ACTIVITY » Your job is to return every line in the data holding the string "image".

ENTRIES PROVIDED »
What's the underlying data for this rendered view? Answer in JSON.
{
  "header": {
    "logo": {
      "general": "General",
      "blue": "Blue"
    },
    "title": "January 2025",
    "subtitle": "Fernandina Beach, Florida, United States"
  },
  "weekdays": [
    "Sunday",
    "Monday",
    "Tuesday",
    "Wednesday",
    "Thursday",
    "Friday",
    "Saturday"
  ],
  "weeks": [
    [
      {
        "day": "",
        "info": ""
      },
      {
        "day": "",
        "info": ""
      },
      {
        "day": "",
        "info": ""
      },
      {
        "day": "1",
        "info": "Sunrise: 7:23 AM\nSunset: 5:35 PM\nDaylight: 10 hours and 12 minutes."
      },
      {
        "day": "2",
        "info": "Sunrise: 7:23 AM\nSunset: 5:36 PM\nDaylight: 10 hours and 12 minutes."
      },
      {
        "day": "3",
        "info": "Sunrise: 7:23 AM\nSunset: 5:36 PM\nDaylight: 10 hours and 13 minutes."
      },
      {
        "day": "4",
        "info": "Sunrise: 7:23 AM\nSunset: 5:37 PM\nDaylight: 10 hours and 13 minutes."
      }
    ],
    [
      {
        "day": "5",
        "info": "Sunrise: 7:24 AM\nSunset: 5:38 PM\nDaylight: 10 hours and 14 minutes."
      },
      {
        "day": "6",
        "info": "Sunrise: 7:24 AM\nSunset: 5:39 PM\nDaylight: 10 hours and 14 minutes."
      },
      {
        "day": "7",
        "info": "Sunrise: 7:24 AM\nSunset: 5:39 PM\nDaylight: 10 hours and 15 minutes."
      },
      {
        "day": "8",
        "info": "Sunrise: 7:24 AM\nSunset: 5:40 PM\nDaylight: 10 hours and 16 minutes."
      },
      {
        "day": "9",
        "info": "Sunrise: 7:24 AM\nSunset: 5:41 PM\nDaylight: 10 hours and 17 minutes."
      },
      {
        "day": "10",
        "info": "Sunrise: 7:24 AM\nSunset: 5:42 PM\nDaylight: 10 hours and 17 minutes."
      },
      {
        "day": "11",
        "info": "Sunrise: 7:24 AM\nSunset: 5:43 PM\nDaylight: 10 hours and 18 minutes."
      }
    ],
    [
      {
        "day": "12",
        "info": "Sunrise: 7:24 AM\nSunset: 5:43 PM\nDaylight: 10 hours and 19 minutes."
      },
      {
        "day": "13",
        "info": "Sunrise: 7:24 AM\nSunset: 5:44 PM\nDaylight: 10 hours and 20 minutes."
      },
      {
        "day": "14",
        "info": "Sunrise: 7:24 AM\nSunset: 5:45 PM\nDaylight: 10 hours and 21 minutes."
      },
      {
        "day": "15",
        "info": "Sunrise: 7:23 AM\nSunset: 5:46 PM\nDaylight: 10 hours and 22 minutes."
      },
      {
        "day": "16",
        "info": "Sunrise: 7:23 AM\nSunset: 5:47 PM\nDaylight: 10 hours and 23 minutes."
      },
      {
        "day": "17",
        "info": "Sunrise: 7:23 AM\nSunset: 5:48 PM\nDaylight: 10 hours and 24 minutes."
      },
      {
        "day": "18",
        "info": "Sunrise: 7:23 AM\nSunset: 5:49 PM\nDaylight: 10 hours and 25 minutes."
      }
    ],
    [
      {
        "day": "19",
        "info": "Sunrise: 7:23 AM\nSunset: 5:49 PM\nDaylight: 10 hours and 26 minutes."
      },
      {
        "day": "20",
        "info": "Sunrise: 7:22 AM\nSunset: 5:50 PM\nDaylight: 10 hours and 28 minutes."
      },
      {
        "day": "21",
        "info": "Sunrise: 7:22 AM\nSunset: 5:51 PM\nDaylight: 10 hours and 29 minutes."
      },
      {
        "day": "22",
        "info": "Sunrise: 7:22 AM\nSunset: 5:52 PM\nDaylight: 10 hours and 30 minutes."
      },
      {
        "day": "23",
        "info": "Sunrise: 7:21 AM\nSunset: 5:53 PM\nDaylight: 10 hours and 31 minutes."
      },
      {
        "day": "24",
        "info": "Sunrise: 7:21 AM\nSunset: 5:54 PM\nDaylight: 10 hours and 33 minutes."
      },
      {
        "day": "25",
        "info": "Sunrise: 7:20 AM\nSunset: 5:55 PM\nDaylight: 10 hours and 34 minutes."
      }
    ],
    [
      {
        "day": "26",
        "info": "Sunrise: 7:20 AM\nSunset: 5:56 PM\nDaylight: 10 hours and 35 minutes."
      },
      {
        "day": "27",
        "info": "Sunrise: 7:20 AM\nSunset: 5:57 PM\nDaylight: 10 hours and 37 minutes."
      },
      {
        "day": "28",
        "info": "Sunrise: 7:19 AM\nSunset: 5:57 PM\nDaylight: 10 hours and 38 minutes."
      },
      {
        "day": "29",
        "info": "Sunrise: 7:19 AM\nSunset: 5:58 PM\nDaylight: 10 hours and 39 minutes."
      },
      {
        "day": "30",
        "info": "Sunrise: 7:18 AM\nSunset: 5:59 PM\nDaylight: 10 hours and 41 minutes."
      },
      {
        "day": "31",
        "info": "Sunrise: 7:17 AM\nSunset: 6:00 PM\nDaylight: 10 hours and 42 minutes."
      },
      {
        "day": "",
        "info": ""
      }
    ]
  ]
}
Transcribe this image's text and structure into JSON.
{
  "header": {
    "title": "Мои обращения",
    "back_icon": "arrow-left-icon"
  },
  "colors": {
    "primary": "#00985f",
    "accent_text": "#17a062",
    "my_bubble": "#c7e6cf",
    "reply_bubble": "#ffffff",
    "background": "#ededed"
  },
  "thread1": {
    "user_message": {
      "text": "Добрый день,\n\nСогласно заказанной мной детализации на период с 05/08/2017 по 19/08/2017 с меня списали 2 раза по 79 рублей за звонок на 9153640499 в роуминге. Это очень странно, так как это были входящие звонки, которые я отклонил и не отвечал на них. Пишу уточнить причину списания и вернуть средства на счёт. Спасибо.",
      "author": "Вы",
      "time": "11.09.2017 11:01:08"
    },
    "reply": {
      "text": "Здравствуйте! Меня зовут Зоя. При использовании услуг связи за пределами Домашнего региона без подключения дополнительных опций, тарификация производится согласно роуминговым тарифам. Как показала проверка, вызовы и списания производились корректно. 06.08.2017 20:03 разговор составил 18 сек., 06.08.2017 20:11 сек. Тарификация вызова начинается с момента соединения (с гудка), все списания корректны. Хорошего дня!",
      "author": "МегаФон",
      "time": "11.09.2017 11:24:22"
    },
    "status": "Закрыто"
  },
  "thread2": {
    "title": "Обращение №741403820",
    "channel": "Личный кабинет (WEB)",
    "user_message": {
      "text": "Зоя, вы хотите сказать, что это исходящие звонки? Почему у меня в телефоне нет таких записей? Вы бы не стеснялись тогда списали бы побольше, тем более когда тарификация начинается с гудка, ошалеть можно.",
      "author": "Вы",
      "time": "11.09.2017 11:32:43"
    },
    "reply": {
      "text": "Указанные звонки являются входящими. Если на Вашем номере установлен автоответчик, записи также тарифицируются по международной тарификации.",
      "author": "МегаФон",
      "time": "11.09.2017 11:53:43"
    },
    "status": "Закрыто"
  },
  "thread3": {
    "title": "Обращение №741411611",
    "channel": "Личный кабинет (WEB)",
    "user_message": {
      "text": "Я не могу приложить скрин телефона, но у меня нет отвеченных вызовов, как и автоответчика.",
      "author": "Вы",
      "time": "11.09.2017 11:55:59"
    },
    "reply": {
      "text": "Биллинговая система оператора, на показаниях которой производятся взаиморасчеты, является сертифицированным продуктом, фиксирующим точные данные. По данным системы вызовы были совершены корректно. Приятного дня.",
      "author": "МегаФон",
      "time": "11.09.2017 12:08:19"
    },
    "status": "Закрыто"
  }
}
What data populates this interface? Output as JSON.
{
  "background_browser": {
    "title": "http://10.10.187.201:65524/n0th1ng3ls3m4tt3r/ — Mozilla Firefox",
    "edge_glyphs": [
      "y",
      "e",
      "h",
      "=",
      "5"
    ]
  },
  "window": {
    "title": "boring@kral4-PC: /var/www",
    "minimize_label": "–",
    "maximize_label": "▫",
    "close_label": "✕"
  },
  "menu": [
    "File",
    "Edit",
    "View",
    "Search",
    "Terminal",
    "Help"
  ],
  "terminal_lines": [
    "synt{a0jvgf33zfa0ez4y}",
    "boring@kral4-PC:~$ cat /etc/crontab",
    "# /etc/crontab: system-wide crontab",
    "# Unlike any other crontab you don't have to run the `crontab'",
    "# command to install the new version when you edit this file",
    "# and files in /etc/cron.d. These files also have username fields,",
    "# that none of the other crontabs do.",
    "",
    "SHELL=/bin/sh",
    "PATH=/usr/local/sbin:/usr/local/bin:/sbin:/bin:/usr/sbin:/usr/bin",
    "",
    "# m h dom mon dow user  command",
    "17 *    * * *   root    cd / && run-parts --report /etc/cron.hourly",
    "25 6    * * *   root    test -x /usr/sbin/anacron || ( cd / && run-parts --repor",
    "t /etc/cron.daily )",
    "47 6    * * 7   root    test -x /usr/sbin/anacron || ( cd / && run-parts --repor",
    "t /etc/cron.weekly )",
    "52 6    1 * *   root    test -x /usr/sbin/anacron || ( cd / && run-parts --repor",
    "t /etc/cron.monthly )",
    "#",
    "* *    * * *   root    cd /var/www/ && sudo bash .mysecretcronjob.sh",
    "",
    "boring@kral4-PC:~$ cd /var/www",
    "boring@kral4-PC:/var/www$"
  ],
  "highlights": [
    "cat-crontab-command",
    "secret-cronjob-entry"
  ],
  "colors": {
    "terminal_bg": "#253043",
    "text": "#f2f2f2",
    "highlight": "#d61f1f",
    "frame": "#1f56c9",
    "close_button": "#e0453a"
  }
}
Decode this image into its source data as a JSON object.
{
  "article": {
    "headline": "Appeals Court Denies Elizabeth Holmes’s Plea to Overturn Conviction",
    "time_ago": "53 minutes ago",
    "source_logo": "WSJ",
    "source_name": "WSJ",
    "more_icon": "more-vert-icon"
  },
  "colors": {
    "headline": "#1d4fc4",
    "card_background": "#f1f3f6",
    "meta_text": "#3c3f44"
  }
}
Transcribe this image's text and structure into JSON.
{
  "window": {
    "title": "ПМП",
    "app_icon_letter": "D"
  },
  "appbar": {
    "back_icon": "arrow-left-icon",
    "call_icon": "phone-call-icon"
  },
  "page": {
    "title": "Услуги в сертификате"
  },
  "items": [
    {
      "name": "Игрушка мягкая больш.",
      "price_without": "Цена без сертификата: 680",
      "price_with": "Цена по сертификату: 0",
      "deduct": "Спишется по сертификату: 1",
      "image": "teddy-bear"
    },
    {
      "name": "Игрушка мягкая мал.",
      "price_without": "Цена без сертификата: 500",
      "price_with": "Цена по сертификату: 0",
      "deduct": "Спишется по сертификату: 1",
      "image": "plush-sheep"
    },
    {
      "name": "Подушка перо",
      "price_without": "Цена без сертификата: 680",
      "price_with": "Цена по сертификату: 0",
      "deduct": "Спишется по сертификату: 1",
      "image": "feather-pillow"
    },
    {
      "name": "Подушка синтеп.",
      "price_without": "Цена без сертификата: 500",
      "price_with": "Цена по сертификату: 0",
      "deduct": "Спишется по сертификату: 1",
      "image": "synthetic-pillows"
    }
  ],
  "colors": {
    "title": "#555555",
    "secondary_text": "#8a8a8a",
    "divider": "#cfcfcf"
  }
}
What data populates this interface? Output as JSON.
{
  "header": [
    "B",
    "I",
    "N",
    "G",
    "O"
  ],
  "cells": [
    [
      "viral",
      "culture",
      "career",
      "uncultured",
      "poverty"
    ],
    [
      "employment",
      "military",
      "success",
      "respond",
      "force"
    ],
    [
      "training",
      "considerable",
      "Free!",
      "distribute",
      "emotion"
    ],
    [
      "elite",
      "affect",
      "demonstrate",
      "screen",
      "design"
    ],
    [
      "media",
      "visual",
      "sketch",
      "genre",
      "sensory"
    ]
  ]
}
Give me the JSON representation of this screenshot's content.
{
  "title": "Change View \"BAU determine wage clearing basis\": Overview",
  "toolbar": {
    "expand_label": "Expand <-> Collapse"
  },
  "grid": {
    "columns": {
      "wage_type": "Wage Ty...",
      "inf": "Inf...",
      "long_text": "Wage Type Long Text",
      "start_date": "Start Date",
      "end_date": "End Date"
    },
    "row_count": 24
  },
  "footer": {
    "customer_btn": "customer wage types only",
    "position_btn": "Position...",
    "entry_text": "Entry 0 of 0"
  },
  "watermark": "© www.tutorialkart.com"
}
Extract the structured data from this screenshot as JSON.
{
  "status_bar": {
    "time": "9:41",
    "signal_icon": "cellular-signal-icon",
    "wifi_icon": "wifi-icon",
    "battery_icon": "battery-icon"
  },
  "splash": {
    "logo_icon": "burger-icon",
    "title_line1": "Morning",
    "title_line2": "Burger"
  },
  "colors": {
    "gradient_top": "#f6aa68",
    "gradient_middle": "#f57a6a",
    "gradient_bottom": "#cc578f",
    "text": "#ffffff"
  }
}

EXPECTED ANSWER »
Transcribe this image's text and structure into JSON.
Decode this image into its source data as a JSON object.
Transcribe this image's text and structure into JSON.
      "image": "teddy-bear"
      "image": "plush-sheep"
      "image": "feather-pillow"
      "image": "synthetic-pillows"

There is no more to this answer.